It is shaping to be another good year for income investors.
Earlier this year, S&P Dow Jones Indices said:
"Net dividend increases rose $12.7 billion during the fourth quarter of 2013 for U.S. domestic common stock, compared to an $8.4 billion increase in the fourth quarter of 2012. 885 dividend increases were reported during the quarter, significantly lower than the tax incentivized 1,266 companies, which raised dividends in 2012, but up 36.4% from the 649 companies which raised dividends in 2011."
Dividend increases are in style again this year. Just last week, 28 companies boosted payouts, news that should benefit a broad swath of dividend exchange traded funds, including those that focus on length of dividend increase streaks as a selection tool.
Most income investors prefer shares of companies that consistently raise their payouts and that methodology has served some dividend ETFs well. For example, the Vanguard Dividend Appreciation ETF (NYSEARCA:VIG) and the SPDR S&P Dividend ETF (NYSEARCA:SDY) are two of the largest dividend ETFs and require increase streaks of 10 and 25 years, respectively. Those are ETFs your grandfather would love, but there is a new a breed of dividend funds emerging.
That new breed includes the First Trust NASDAQ Rising Dividend Achievers ETF (NASDAQ:RDVY), which debuted last month.
RDVY follows the NASDAQ Rising Dividend Achievers Index. As is the case with many of indices and dividend ETFs that are linked to those indices, RDVY has a focus on companies that have track records of boosting their payouts. To be included in the NASDAQ Rising Dividend Achievers Index, companies must have "paid a dividend in the trailing twelve-month period greater than the dividend paid in the trailing twelve-month period three and five years prior," according to First Trust.

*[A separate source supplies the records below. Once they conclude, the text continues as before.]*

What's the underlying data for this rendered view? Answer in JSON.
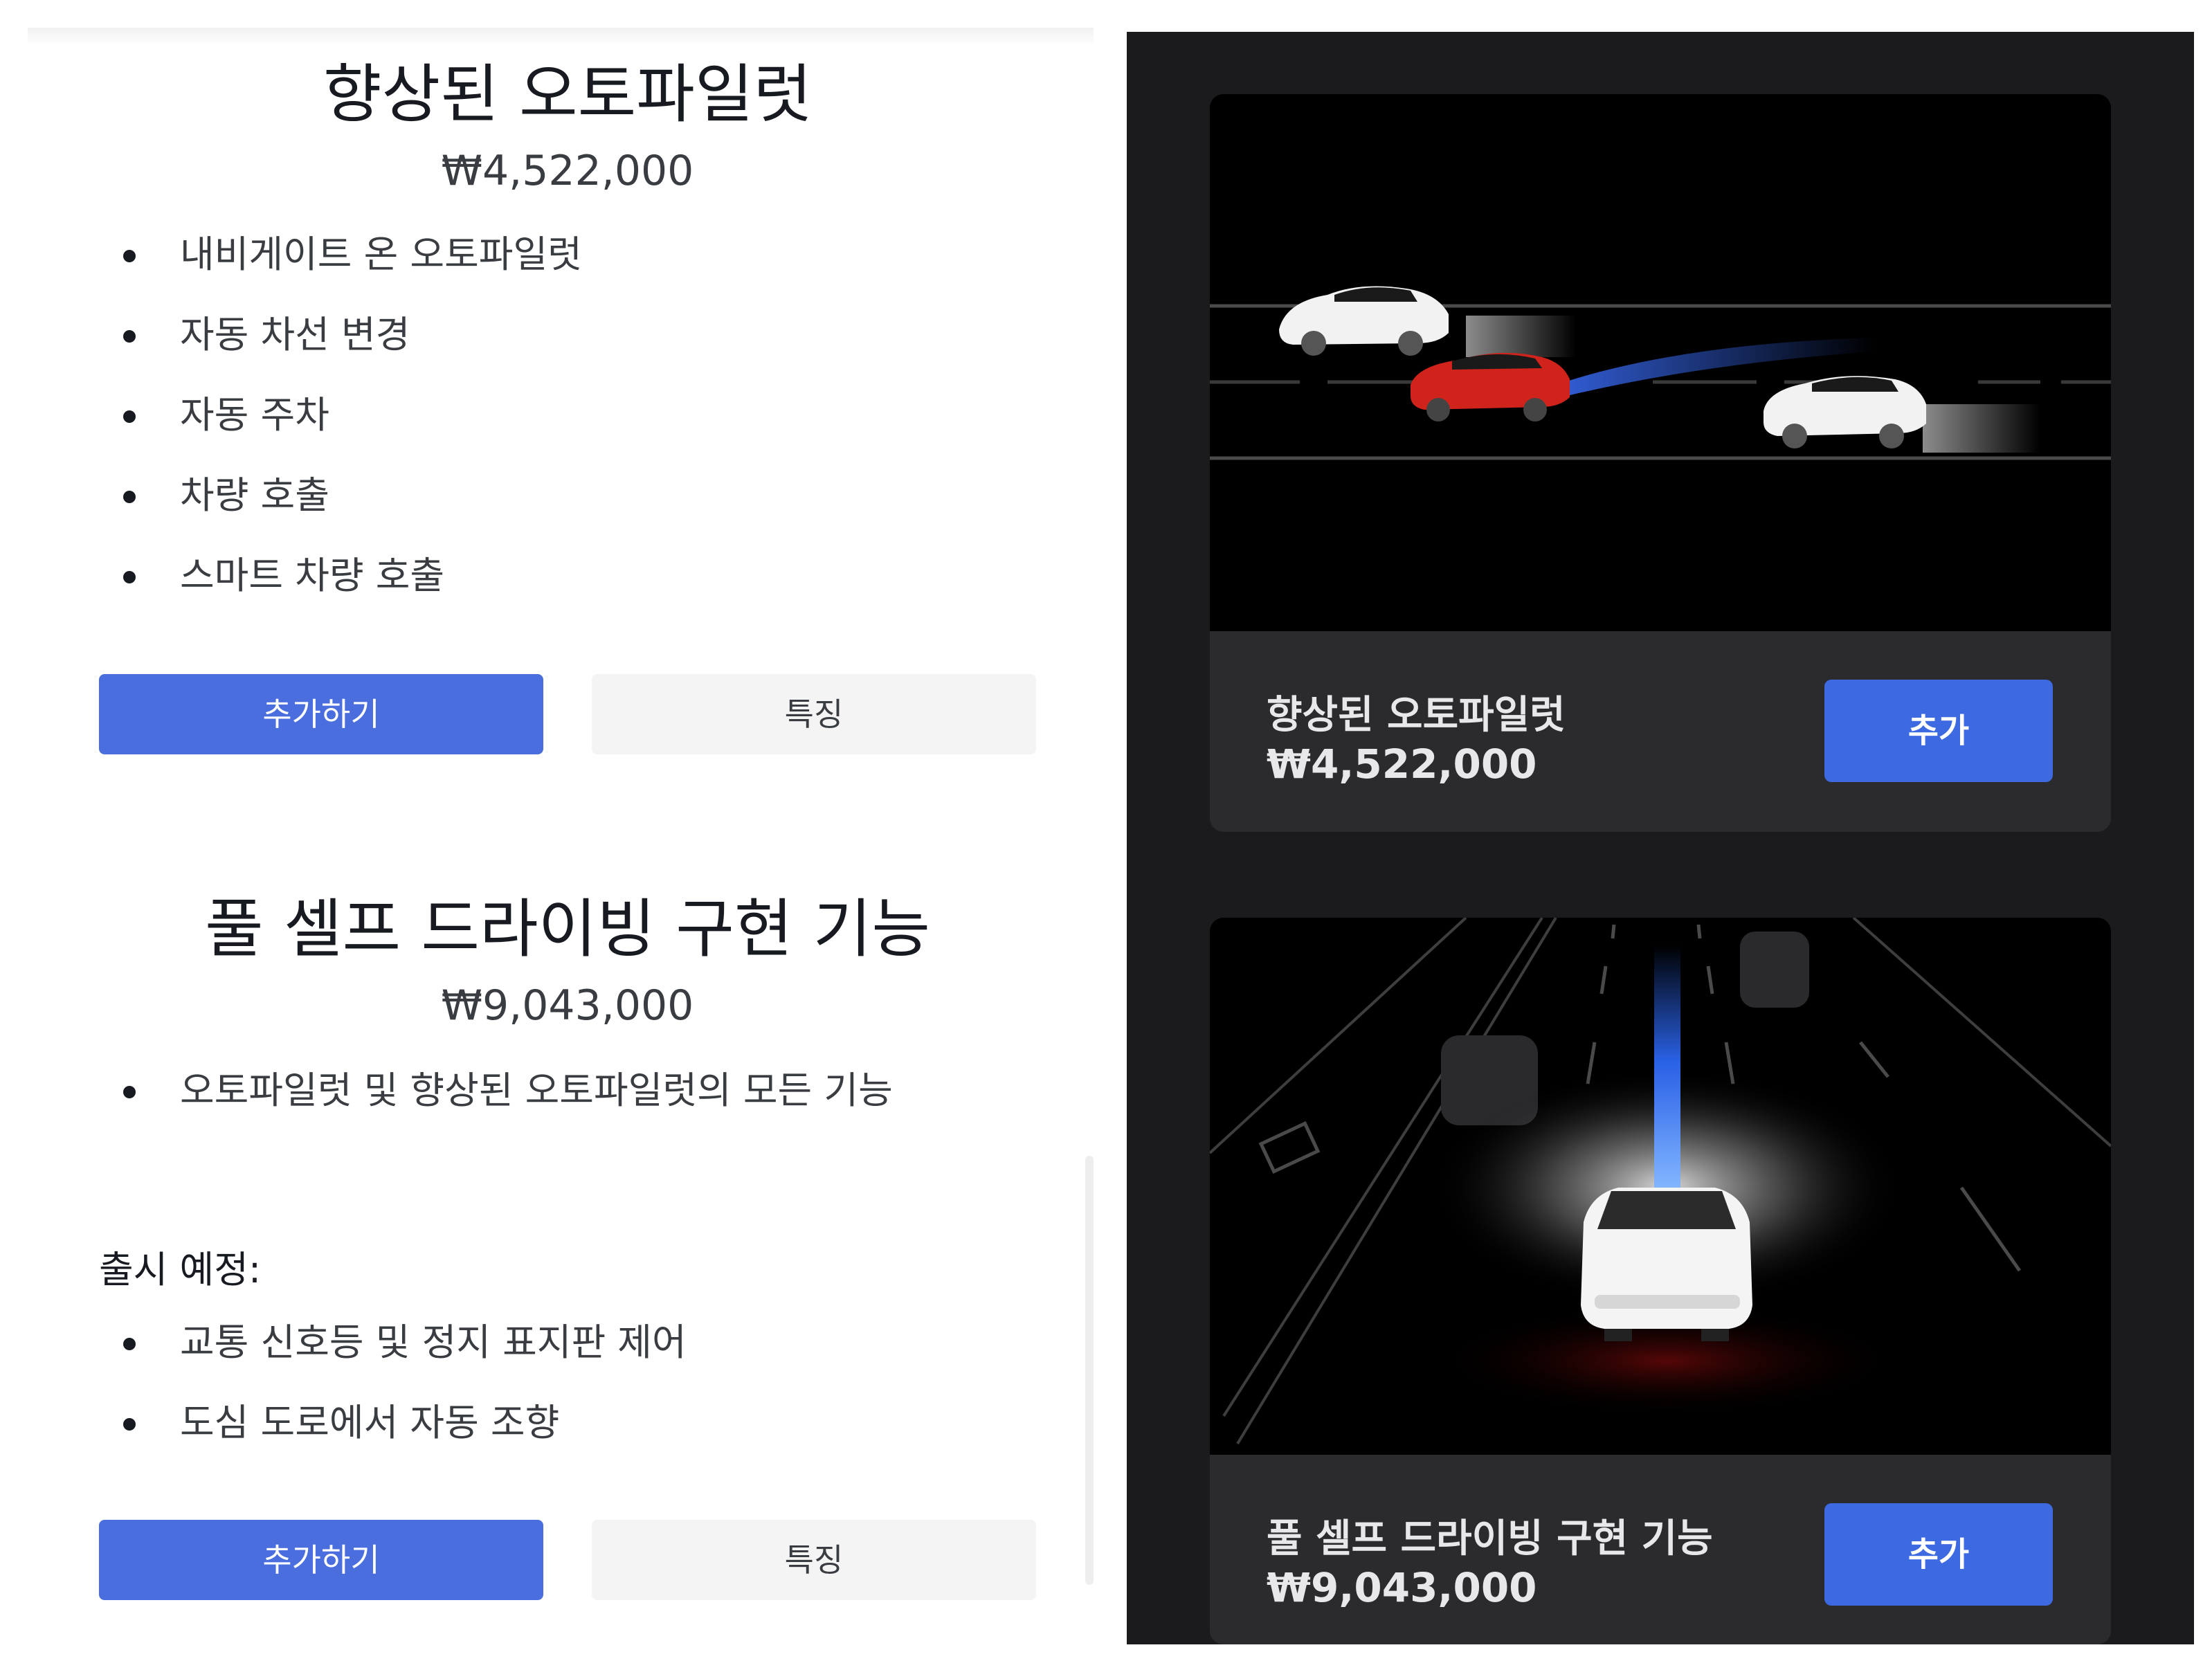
{
  "packages": [
    {
      "title": "향상된 오토파일럿",
      "price": "₩4,522,000",
      "features": [
        "내비게이트 온 오토파일럿",
        "자동 차선 변경",
        "자동 주차",
        "차량 호출",
        "스마트 차량 호출"
      ],
      "add_label": "추가하기",
      "features_label": "특징"
    },
    {
      "title": "풀 셀프 드라이빙 구현 기능",
      "price": "₩9,043,000",
      "features": [
        "오토파일럿 및 향상된 오토파일럿의 모든 기능"
      ],
      "upcoming_heading": "출시 예정:",
      "upcoming": [
        "교통 신호등 및 정지 표지판 제어",
        "도심 도로에서 자동 조향"
      ],
      "add_label": "추가하기",
      "features_label": "특징"
    }
  ],
  "cards": [
    {
      "title": "향상된 오토파일럿",
      "price": "₩4,522,000",
      "button": "추가",
      "image": "lane-change-illustration"
    },
    {
      "title": "풀 셀프 드라이빙 구현 기능",
      "price": "₩9,043,000",
      "button": "추가",
      "image": "highway-self-driving-illustration"
    }
  ],
  "colors": {
    "primary_button": "#4b6ede",
    "card_button": "#3e6ae1",
    "dark_background": "#1b1b1d",
    "card_background": "#2b2b2d"
  }
}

However, RDVY's dividend increase streak requirement is loose compared to rival funds and it is not the only evaluation metric the ETF focuses on. RDVY's constituents cannot have payout ratios in excess of 65% and must have cash-to-debt ratios above 50%.
That is not to say the equal-weight RDVY does not hold some of the most prodigious U.S. dividend raisers. It does, including Coca-Cola (NYSE:KO) and Exxon Mobil (NYSE:XOM), but the fund is light on usual dividend sectors such as consumer staples. That sector only represents 3.7% of RDVY's weight while telecom and utilities stocks, two favorites of income investors, are nowhere to be found in the ETF.
RDVY's allure comes from the fact that it is heavily tilted sources of future dividend growth. Technology and financial services, two of the leading sources of S&P 500 dividend growth in recent years, are RDVY's two largest sector weights, combining for 42% of the fund's weight. Those sectors are often scantly represented in dividend ETFs that focus solely increase streaks.
Although RDVY is a new ETF, investors should note some dividend indices from NASDAQ OMX Global Indexes have long track records. VIG tracks one of those indices.
The Dividend Achiever Index family had an impressive 2013, with the NASDAQ U.S. Broad Dividend Achievers Index returning over 26% in 2013. In addition, the NASDAQ U.S. Dividend Achievers Select Index, which is comprised of a select group of securities with at least ten consecutive years of increasing annual regular dividend payments, rose over 29%. Finally, the NASDAQ U.S. Dividend Achievers 50 Index, the narrowest of the three indexes, returned over 31% in 2013, according to NASDAQ OMX Global Indexes.
RDVY Sector Weights
ETF Trends editorial team contributed to this post. Tom Lydon's clients own shares of Cisco and Coca-Cola.
Disclosure: I am long KO, CSCO. I wrote this article myself, and it expresses my own opinions. I am not receiving compensation for it. I have no business relationship with any company whose stock is mentioned in this article.